Output all records verbatim.
== Extracted entries
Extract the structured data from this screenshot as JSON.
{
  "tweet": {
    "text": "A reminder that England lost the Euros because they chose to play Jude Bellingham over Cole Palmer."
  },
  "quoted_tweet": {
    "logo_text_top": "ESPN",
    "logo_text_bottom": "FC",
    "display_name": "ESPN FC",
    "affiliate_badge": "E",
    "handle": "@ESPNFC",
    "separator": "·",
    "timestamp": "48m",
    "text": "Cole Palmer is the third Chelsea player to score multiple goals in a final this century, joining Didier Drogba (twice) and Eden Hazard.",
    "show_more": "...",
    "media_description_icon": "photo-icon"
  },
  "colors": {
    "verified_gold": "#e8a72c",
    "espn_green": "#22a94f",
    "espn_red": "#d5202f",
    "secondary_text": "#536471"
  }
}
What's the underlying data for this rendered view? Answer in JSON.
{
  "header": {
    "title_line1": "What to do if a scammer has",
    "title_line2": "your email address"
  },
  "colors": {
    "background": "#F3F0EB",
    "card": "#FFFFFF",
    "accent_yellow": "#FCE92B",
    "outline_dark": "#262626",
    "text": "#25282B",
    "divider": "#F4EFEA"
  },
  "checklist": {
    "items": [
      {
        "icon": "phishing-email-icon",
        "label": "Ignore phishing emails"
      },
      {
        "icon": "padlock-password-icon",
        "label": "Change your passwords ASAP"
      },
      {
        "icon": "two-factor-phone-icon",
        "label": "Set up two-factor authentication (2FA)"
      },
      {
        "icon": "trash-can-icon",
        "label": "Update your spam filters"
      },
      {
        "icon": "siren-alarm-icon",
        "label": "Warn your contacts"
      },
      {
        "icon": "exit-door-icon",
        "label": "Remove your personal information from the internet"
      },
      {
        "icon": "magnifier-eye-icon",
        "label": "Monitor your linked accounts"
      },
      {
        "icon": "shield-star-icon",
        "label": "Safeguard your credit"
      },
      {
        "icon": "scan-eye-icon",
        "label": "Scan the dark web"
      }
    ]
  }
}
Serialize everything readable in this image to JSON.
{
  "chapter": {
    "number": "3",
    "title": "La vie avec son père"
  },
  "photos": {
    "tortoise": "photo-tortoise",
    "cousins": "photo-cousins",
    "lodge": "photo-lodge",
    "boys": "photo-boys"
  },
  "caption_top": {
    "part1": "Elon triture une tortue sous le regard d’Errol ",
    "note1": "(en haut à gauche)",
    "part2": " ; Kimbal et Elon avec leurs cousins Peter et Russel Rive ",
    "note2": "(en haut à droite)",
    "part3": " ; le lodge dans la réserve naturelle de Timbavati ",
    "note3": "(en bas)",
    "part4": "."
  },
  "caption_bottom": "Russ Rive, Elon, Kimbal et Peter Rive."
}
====
_Finished exercise_
Extract the structured data from this screenshot as JSON.
{
  "tweet": {
    "text": "A reminder that England lost the Euros because they chose to play Jude Bellingham over Cole Palmer."
  },
  "quoted_tweet": {
    "logo_text_top": "ESPN",
    "logo_text_bottom": "FC",
    "display_name": "ESPN FC",
    "affiliate_badge": "E",
    "handle": "@ESPNFC",
    "separator": "·",
    "timestamp": "48m",
    "text": "Cole Palmer is the third Chelsea player to score multiple goals in a final this century, joining Didier Drogba (twice) and Eden Hazard.",
    "show_more": "...",
    "media_description_icon": "photo-icon"
  },
  "colors": {
    "verified_gold": "#e8a72c",
    "espn_green": "#22a94f",
    "espn_red": "#d5202f",
    "secondary_text": "#536471"
  }
}
What's the underlying data for this rendered view? Answer in JSON.
{
  "header": {
    "title_line1": "What to do if a scammer has",
    "title_line2": "your email address"
  },
  "colors": {
    "background": "#F3F0EB",
    "card": "#FFFFFF",
    "accent_yellow": "#FCE92B",
    "outline_dark": "#262626",
    "text": "#25282B",
    "divider": "#F4EFEA"
  },
  "checklist": {
    "items": [
      {
        "icon": "phishing-email-icon",
        "label": "Ignore phishing emails"
      },
      {
        "icon": "padlock-password-icon",
        "label": "Change your passwords ASAP"
      },
      {
        "icon": "two-factor-phone-icon",
        "label": "Set up two-factor authentication (2FA)"
      },
      {
        "icon": "trash-can-icon",
        "label": "Update your spam filters"
      },
      {
        "icon": "siren-alarm-icon",
        "label": "Warn your contacts"
      },
      {
        "icon": "exit-door-icon",
        "label": "Remove your personal information from the internet"
      },
      {
        "icon": "magnifier-eye-icon",
        "label": "Monitor your linked accounts"
      },
      {
        "icon": "shield-star-icon",
        "label": "Safeguard your credit"
      },
      {
        "icon": "scan-eye-icon",
        "label": "Scan the dark web"
      }
    ]
  }
}
Serialize everything readable in this image to JSON.
{
  "chapter": {
    "number": "3",
    "title": "La vie avec son père"
  },
  "photos": {
    "tortoise": "photo-tortoise",
    "cousins": "photo-cousins",
    "lodge": "photo-lodge",
    "boys": "photo-boys"
  },
  "caption_top": {
    "part1": "Elon triture une tortue sous le regard d’Errol ",
    "note1": "(en haut à gauche)",
    "part2": " ; Kimbal et Elon avec leurs cousins Peter et Russel Rive ",
    "note2": "(en haut à droite)",
    "part3": " ; le lodge dans la réserve naturelle de Timbavati ",
    "note3": "(en bas)",
    "part4": "."
  },
  "caption_bottom": "Russ Rive, Elon, Kimbal et Peter Rive."
}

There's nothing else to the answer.